THE PROBLEM> Only lines with the word "Free" are needed; collect each of them from the listing below.

AVAILABLE RECORDS>
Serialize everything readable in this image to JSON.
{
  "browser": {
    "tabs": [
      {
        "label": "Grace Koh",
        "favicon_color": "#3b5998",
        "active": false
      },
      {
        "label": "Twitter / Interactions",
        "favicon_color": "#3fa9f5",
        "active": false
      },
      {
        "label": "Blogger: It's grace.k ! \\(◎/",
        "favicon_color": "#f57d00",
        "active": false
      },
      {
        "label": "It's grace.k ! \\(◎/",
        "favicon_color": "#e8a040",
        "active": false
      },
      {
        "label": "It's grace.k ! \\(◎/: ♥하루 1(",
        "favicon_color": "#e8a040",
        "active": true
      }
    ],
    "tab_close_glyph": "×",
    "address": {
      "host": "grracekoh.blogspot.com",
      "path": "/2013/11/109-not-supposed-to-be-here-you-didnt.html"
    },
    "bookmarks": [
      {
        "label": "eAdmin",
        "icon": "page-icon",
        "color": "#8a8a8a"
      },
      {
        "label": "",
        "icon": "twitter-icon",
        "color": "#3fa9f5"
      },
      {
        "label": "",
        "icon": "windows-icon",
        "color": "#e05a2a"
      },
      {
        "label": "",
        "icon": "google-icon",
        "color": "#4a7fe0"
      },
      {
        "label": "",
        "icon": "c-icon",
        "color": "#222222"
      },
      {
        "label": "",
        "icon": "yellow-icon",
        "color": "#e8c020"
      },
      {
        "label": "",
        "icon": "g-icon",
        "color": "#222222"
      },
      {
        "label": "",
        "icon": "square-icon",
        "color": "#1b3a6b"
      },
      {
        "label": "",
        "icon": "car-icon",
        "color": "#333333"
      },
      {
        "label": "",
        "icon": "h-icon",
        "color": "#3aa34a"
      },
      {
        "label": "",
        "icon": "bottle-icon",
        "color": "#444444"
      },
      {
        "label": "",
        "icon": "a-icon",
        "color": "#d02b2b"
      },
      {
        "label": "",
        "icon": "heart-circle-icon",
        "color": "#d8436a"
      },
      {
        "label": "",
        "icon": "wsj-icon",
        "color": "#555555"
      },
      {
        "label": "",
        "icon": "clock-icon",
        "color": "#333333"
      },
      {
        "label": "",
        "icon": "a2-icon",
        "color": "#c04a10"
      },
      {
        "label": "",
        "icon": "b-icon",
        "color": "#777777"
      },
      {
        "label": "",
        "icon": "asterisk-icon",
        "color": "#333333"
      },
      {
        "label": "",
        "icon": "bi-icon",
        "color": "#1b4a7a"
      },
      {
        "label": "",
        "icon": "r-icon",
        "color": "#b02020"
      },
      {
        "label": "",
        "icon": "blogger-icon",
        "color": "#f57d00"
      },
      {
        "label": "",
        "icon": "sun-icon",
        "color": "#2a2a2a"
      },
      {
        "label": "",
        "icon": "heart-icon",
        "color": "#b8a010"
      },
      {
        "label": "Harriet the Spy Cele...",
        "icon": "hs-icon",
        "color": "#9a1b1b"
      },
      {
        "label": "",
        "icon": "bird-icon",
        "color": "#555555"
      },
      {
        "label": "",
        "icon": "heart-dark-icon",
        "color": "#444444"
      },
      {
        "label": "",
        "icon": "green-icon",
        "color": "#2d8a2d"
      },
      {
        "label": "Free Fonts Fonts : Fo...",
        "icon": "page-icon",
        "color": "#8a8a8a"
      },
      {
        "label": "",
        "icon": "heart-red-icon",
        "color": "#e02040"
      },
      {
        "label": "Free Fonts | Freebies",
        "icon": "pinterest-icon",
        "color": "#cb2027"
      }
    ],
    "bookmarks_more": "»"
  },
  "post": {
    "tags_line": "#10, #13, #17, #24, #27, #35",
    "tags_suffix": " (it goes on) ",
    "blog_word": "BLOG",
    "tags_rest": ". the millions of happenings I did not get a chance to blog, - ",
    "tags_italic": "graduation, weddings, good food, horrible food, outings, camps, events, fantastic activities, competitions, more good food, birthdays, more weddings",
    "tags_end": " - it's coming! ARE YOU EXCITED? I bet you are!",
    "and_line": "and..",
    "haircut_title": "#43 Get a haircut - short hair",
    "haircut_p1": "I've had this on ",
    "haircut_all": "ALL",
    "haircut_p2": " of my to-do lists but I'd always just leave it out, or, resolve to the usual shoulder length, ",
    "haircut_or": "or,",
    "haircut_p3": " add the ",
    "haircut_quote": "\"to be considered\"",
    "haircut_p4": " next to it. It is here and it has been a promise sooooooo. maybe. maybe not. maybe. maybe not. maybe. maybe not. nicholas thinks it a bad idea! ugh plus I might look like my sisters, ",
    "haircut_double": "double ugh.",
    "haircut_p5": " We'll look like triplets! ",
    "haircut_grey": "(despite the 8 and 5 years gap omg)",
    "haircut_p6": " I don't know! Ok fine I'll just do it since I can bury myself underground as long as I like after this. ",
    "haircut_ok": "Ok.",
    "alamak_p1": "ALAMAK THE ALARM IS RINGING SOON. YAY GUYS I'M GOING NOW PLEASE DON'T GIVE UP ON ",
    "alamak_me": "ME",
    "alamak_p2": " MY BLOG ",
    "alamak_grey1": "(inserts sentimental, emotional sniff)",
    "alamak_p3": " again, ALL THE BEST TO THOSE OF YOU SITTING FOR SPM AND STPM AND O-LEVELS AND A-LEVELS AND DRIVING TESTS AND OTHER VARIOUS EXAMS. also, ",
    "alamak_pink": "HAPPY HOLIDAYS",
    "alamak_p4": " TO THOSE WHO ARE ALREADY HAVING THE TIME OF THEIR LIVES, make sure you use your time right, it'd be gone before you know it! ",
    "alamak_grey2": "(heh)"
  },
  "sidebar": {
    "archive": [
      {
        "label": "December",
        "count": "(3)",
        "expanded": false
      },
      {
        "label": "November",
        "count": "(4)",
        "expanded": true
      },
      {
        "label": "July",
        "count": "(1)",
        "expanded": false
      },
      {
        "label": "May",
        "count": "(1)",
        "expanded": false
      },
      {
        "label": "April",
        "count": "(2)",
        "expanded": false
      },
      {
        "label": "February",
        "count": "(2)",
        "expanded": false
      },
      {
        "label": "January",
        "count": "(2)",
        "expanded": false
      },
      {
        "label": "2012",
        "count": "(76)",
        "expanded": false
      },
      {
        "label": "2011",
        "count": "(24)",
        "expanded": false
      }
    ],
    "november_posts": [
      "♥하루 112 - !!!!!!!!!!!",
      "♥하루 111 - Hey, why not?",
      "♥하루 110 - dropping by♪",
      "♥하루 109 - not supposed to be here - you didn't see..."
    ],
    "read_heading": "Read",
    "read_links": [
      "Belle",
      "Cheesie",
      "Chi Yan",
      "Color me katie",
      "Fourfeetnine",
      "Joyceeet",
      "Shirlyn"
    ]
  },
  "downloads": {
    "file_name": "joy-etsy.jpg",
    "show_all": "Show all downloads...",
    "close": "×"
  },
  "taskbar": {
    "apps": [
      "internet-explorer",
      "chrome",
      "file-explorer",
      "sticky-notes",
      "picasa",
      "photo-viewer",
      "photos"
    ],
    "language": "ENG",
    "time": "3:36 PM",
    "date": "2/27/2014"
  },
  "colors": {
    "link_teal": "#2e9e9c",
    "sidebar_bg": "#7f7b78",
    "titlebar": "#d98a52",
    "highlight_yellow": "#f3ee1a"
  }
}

SOLUTION FOR THIS EXERCISE>
        "label": "Free Fonts Fonts : Fo...",
        "label": "Free Fonts | Freebies",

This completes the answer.